He burst into tears, and for some moments sat there with his head buried in his hands. Then he looked up, saw the bread which also had been kept over from the service, and, reaching forward, began pathetically to put the little squares one by one into his mouth.
That incident in itself is sufficient. There is no need to lead a way down the steps that brought the Rev. Samuel Bishop to his final degradation and ultimate death. The generous offer of the chaplaincy of a small union, the withdrawal of his son from Oxford, the dismissal of the tutelary services of the lady who had charge of his daughter’s education, the replacing of a better man in the rectory at Cailsham—all these stages of the little tragedy have no intimate importance in themselves, except that they formed the first evolutionary periods of the development of Sally’s life. These were the press-gang of circumstances that forced her into the service of her sex; these, the shrilling calls of the bugle that bid her strap the haversack to her slender shoulders and march out to war against the sea of trouble.

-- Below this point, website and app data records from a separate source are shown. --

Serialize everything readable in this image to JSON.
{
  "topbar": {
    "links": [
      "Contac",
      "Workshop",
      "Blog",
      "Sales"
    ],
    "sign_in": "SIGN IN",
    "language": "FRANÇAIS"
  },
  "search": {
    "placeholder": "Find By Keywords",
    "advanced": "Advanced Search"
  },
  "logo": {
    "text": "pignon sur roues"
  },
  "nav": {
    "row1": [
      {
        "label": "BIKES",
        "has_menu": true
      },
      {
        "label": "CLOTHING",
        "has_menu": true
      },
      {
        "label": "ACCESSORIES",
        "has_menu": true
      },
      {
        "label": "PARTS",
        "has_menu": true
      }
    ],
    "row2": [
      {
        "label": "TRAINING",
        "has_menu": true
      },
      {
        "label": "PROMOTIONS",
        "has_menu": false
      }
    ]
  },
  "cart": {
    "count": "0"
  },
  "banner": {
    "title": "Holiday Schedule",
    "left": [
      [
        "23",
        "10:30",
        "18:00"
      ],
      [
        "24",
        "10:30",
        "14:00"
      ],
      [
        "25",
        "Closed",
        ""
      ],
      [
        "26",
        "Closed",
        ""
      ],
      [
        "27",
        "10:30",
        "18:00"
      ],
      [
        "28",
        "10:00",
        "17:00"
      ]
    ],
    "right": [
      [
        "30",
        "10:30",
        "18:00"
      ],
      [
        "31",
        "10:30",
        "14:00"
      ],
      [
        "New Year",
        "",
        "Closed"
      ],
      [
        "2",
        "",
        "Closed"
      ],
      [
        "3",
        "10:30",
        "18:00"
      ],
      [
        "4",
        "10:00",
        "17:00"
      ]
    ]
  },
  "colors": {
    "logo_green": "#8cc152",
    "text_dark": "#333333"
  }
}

In a living and moving institution such as the Christian Church, you cannot afford to be lenient to incompetency. And the Rev. Samuel was incompetent. There is no doubt about that.

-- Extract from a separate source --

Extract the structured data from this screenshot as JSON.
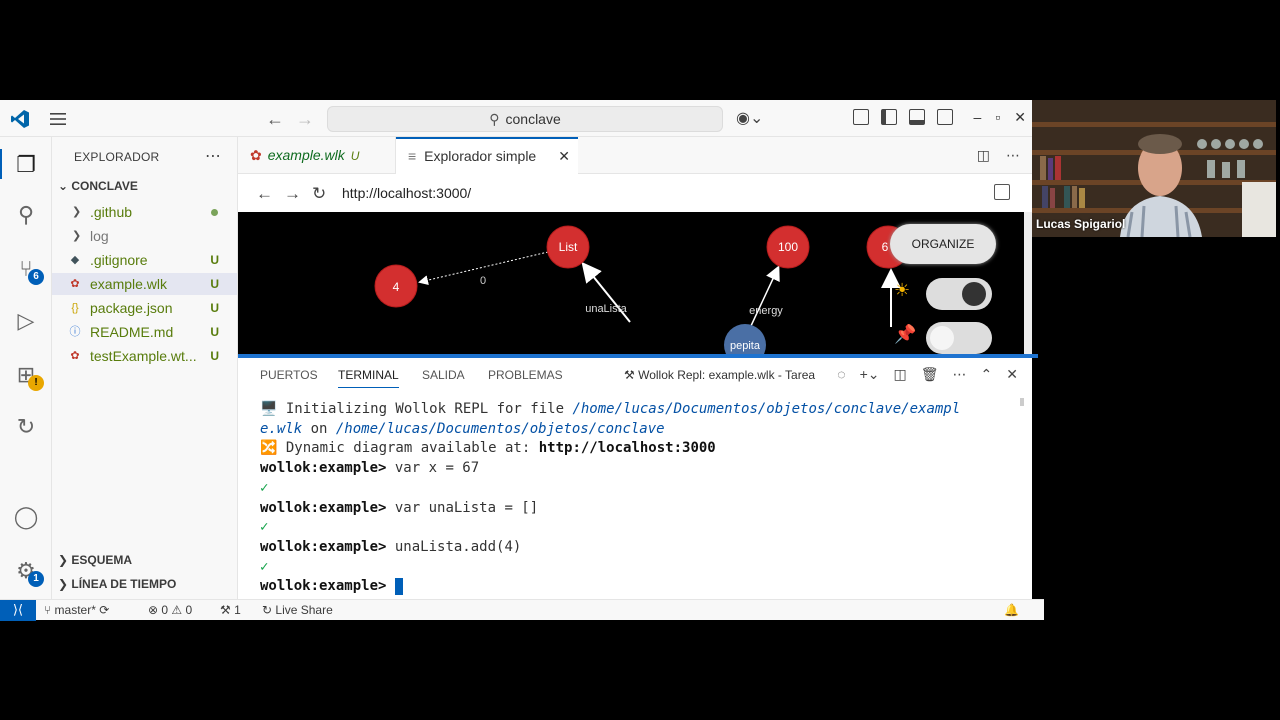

In such circumstances as these, assuming them up to the point where the obliging chauffeur had found the door closed in his face, a competent man would have lifted reason above his faith. Calmly, he would have told himself, as did the chauffeur, “This is the juice of the grape; it is in nowise altered in composition because these hands of mine—which have done many things—have been laid upon it. It is better to mix it again with unconsecrated wine, than pour it down the sacrilegious throat of an unbelieving chauffeur; I will put it back in the bottle.”
So a competent man would have acted, presuming that he had ever allowed himself to be so far caught in such a predicament. But the Rev. Samuel was too fully possessed of that first characteristic of faith, which the Christian Church demands. It only argues that you must take no man absolutely at his word, even when he presumes to speak, inspired with the voice of God. Nothing has yet been written, nothing has yet been said, which can be made to apply without deviation to the law of change, and also indiscriminately of persons.
And so, for this unswerving faith of the Rev. Samuel, Sally Bishop is made to suffer. Very shortly after the removal from Cailsham, she made her declaration of independence.